“Our findings should at a minimum raise questions about the whole idea that computerization decreases test ordering and therefore costs in the real world of outpatient practice,” says lead author Danny McCormick, MD, an internist and assistant professor of medicine at Harvard Medical School.
For their study, McCormick and colleagues analyzed data from the 2008 National Ambulatory Medical Care Survey, which includes 28,741 patient visits to a national sample of 1,187 physician-based offices.
Point-of-care electronic access to electronic imaging results, sometimes through an electronic health record, was associated with greater likelihood of an imaging test being ordered. Physicians without such access ordered imaging in 12.9% of visits, whereas physicians with access ordered imaging in 18.0% of visits.
Surgeons and other specialists were more likely to order imaging tests than were primary care physicians.
Several studies have estimated that computerization in physician offices would reduce testing costs. One study estimated savings of as much as $8.3 billion a year on imaging and $8.1 billion on lab testing McCormick and colleagues, however, say the predicted savings from this technology were based on incomplete data, relying on a few “flagship” healthcare institutions with highly advanced systems, and not generalizable to current medical practice, where computer technology is commonly an “off-the-shelf” product.

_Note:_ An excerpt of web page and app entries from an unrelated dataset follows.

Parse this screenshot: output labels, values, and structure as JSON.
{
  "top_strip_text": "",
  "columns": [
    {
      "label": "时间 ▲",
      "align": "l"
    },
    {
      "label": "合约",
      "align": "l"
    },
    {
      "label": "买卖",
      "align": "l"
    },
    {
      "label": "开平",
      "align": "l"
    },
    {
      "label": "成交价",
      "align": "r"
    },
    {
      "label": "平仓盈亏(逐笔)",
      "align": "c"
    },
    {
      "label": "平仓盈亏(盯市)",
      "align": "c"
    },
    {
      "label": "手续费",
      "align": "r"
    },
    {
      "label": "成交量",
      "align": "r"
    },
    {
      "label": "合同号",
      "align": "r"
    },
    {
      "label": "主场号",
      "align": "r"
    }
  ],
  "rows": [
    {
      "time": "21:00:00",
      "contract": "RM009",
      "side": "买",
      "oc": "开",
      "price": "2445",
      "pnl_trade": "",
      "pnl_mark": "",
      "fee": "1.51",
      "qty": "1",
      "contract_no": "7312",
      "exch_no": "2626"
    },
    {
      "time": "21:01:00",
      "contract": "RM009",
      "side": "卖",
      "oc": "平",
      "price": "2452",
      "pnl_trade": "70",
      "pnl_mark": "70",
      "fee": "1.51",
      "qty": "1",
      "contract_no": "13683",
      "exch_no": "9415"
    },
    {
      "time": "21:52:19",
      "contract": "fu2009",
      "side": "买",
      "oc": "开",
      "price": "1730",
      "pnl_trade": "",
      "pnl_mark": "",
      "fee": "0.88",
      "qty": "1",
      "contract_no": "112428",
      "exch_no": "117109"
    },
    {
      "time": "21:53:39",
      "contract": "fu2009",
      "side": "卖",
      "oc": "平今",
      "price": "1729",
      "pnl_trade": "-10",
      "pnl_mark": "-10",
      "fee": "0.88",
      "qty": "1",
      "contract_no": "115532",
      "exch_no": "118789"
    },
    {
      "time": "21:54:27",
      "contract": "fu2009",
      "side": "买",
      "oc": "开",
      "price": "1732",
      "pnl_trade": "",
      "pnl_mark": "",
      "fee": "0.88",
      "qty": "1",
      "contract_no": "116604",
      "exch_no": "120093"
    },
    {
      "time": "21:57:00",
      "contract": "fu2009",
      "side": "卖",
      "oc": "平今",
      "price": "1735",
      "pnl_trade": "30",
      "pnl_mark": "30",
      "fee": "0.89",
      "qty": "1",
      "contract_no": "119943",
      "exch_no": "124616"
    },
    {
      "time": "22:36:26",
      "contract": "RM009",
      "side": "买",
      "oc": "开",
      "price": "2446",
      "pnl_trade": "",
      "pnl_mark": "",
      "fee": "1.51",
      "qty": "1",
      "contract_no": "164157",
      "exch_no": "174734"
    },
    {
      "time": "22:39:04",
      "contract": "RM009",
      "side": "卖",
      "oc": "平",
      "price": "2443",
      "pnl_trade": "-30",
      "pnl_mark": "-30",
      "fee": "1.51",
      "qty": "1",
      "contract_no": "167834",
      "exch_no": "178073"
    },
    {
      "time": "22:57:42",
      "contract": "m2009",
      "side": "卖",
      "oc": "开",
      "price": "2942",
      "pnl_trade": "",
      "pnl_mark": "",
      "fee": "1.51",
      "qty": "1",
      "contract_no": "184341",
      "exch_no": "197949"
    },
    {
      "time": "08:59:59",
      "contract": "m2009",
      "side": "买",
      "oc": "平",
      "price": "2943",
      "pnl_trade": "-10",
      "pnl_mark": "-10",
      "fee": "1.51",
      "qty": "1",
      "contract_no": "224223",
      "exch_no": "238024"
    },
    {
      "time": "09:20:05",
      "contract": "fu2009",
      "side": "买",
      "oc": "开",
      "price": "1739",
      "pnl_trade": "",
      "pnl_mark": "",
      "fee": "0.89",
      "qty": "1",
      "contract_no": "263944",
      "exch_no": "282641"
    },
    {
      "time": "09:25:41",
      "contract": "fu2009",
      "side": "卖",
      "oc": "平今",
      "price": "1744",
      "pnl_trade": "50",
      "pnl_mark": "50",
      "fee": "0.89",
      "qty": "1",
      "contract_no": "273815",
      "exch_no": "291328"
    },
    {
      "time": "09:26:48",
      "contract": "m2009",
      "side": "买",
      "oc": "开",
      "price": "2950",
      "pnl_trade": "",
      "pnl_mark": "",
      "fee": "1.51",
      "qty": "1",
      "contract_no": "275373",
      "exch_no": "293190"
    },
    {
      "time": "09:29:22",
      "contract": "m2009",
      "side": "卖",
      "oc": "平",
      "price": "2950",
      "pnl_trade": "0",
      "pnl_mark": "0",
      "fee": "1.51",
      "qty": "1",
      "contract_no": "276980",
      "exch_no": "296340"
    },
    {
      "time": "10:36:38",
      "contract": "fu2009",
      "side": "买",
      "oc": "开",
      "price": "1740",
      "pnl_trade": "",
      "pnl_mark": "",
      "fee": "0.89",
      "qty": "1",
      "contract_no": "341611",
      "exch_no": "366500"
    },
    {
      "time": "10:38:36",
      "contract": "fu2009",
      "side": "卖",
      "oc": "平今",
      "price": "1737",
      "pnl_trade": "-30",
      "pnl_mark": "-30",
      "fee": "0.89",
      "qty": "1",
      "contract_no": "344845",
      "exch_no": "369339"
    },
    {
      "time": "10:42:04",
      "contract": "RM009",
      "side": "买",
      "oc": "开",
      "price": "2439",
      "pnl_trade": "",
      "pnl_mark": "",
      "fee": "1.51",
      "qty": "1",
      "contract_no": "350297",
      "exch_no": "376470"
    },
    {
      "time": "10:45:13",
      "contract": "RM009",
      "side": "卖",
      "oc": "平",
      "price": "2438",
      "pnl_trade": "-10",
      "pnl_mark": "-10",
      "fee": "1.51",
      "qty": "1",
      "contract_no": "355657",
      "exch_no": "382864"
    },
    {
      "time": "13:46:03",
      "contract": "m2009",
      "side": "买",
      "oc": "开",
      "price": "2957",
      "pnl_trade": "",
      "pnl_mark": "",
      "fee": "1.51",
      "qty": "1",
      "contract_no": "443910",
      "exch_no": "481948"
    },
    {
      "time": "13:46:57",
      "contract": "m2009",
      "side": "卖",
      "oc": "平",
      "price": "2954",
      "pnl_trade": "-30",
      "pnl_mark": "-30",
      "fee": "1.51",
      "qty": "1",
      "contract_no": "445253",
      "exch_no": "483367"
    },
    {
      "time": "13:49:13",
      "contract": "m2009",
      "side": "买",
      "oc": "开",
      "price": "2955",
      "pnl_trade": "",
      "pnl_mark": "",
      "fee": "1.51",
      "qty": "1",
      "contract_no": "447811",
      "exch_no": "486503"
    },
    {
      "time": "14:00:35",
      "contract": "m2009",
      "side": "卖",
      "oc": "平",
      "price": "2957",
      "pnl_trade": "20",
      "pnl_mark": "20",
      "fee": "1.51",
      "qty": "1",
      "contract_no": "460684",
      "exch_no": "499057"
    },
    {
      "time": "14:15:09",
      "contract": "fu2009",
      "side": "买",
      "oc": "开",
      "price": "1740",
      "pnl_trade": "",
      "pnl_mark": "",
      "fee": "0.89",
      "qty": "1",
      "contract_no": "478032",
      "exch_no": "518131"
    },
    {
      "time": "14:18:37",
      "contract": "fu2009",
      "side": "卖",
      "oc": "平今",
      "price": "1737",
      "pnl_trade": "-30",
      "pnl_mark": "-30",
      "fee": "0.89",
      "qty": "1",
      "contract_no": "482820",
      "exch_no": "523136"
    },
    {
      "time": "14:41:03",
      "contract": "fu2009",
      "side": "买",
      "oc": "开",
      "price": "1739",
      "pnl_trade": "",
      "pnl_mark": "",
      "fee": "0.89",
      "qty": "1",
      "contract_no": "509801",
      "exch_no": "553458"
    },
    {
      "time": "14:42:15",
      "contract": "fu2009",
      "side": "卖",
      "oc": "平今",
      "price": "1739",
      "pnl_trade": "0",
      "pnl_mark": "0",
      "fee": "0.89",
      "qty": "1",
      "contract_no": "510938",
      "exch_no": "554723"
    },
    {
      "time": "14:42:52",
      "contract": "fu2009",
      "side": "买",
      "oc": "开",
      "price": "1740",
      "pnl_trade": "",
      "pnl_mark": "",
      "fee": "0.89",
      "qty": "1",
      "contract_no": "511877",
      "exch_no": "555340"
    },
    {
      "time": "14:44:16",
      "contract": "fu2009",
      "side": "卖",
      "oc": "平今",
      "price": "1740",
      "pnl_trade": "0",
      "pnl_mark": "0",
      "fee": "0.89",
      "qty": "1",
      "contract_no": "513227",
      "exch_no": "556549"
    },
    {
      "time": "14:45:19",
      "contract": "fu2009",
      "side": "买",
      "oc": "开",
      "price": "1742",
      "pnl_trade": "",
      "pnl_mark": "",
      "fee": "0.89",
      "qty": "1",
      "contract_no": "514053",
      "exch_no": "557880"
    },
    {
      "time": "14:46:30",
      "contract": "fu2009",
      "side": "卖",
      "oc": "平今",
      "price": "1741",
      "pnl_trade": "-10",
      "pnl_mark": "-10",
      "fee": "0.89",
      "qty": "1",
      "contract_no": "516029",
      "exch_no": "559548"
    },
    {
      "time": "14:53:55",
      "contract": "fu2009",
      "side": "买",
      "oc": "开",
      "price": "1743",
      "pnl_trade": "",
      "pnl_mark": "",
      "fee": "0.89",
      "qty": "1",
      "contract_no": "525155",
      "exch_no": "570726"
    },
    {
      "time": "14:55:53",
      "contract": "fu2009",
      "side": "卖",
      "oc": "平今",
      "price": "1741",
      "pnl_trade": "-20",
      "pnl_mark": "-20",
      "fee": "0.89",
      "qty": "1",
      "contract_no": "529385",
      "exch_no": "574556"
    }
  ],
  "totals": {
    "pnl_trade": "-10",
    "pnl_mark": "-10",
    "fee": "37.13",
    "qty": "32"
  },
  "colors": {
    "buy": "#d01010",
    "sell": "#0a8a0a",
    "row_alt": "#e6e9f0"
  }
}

The study did not examine the reasons for physician behavior when it comes to test-ordering.